Physical Status
Height 6 ft 1 in (185 cm)
Weight Heavyweight
Body Measurements Not Available
Eye Color Not Available
Hair Color Not Available

Dating & Relationship status

He is currently single. He is not dating anyone. We don’t have much information about He’s past relationship and any previous engaged. According to our Database, He has no children.

Parents Not Available
Wife Not Available
Sibling Not Available
Children Not Available

Chief Don Eagle Net Worth

His net worth has been growing significantly in 2022-2023. So, how much is Chief Don Eagle worth at the age of 41 years old? Chief Don Eagle’s income source is mostly from being a successful boxer. He is from Canada. We have estimated
Chief Don Eagle’s net worth
, money, salary, income, and assets.

Net Worth in 2023 $1 Million – $5 Million
Salary in 2023 Under Review
Net Worth in 2022 Pending
Salary in 2022 Under Review
House Not Available
Cars Not Available
Source of Income boxer

Chief Don Eagle Social Network




Wrestling Revue reported Eagle’s death on March 17, 1966, stating that it appeared he died from a self-inflicted gun wound. Contemporaneous newspaper reports indicated that he had been despondent over some construction project setbacks: namely, a Logan County (Ohio) Indian village, an expansion program in the Zane Shawnee Caverns, and a $12 million Indian Center near Montreal. Those close to Eagle do not believe that his death was a suicide, Billy Two Rivers being one of those people. Skeptics of his death noted that it could have been a murder, connected to the death of his wife, Jean Eagle.


During a 1953 match with the faux-Nazi Hans Schmidt, Eagle was thrown over the top rope and into the ringside chairs, damaging several spinal discs and breaking two ribs. Eagle took a year off to recover from his injuries, during which time he began training a teenage Billy Two Rivers. Eagle gave Two Rivers a further year’s training after he himself had returned to wrestling, occasionally tagging with the young wrestler. He would wrestle for American Wrestling Association (Minnesota) in 1960 when the promotion first started. Due to continuing back problems, Eagle became semi-retired and wrestled infrequently in various regions over the next three years. Eagle decided to retire permanently in 1965 at the age of 39.

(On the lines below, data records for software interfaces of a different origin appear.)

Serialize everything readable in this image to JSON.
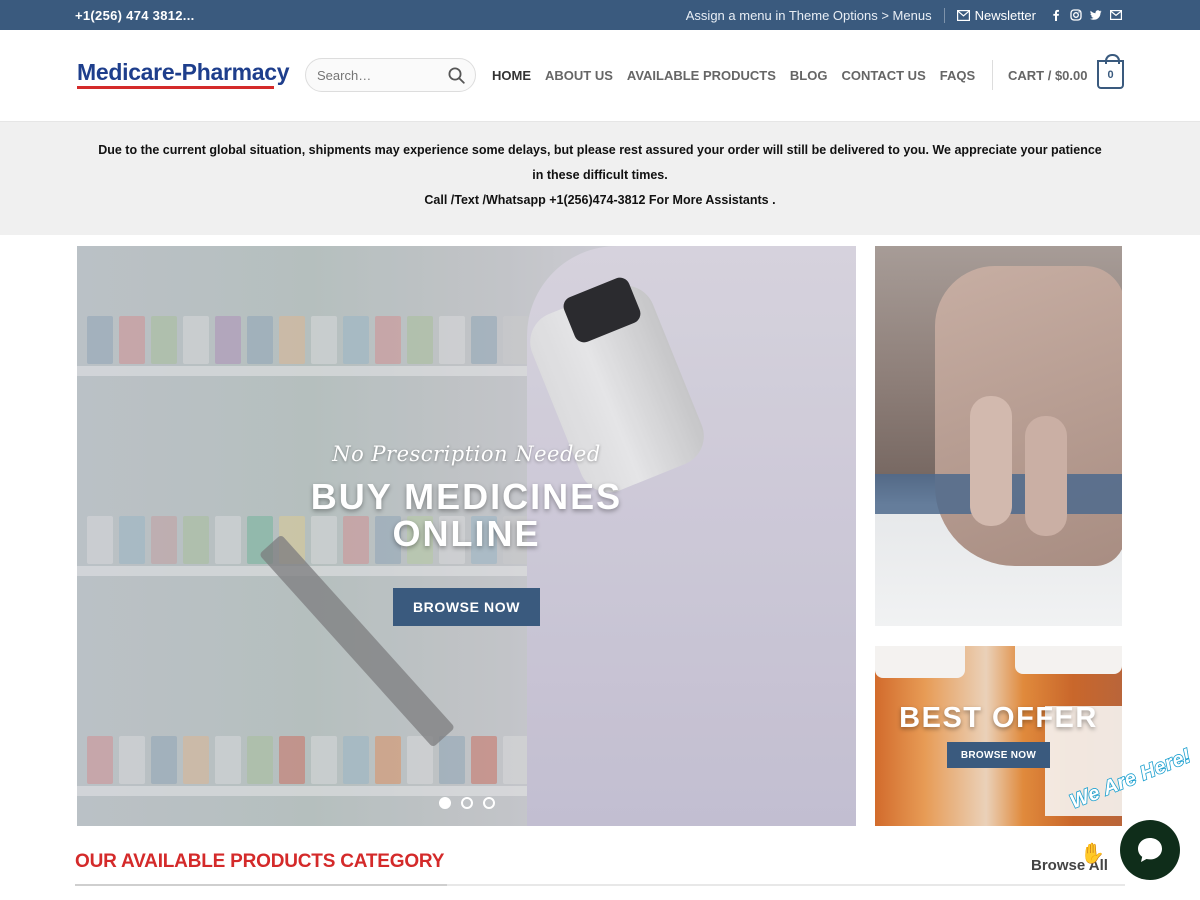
{
  "topbar": {
    "phone": "+1(256) 474 3812...",
    "menu_note": "Assign a menu in Theme Options > Menus",
    "newsletter": "Newsletter",
    "socials": [
      "facebook-icon",
      "instagram-icon",
      "twitter-icon",
      "email-icon"
    ]
  },
  "header": {
    "logo_text": "Medicare-Pharmacy",
    "search_placeholder": "Search…",
    "nav": [
      "HOME",
      "ABOUT US",
      "AVAILABLE PRODUCTS",
      "BLOG",
      "CONTACT US",
      "FAQS"
    ],
    "cart_label": "CART / $0.00",
    "cart_count": "0"
  },
  "notice": {
    "line1": "Due to the current global situation, shipments may experience some delays, but please rest assured your order will still be delivered to you. We appreciate your patience in these difficult times.",
    "line2": "Call /Text /Whatsapp +1(256)474-3812 For More Assistants ."
  },
  "hero": {
    "kicker": "No Prescription Needed",
    "headline_line1": "BUY MEDICINES",
    "headline_line2": "ONLINE",
    "cta": "BROWSE NOW",
    "slides": 3,
    "active_slide": 1
  },
  "side_banner": {
    "title": "BEST OFFER",
    "cta": "BROWSE NOW"
  },
  "section": {
    "title": "OUR AVAILABLE PRODUCTS CATEGORY",
    "browse_all": "Browse All"
  },
  "chat": {
    "label": "We Are Here!"
  },
  "colors": {
    "primary": "#3a5a7e",
    "accent_red": "#d42a2a",
    "chat_bg": "#0f2d1a"
  }
}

Eagle began a boxing career in 1945, after a brief time working in the steel and construction industry. He was trained solely by his father, Chief Joseph War Eagle, a former Junior Heavyweight Champion. In his first year, Eagle competed in 22 contests and won 17. He beat an already established Red Dawson using a pinfall in just under 16 minutes. During the peak of his career in the early 1950s, Eagle became the first person to throw World Heavyweight Boxing Champion Primo Carnera off his feet. He fought Antonino Rocca in a 60-minute draw on May 19, 1951, at the Chicago Stadium.


On May 23, 1950, Eagle defeated Frank Sexton in a best-of-three falls. Sexton was just over a year into a near-four-year reign of the Boston version of the AWA World Heavyweight Championship.

Three days later, Eagle appeared on television without the championship belt to face Gorgeous George in another best-of-three falls match in the Chicago area. For the first fall, Eagle defeated George by submission. For the second, Eagle was counted out by referee Earl Mullihan. In the final fall, George managed to catch Eagle with a backyard entry cradle. Mullihan, who could clearly see that Eagle had a single shoulder off the mat, proceeded to administer another fast count and declared the match over. The crowd was furious and began to riot, throwing objects into the ring. Eagle punched Mullihan with considerable force while Mullihan hastened to leave the ring and the arena. As Mullihan ran up the aisle, Eagle hit him forcefully again between the shoulder blades. Eagle was suspended by the Illinois State Athletic Commission for putting his hands on a referee but managed to regain the title on August 31, 1950. The title was declared vacant in November 1950 due to Eagle’s inactivity because of injury and was replaced by the AWA Eastern Heavyweight Title.


Carl Donald Bell (August 25, 1925 – March 17, 1966), better known by his ring name Chief Don Eagle, was a Mohawk boxer and professional wrestler during the 1950s and 1960s. Originally from Kahnawake, Quebec, he became Boston’s AWA World Heavyweight Champion in 1950.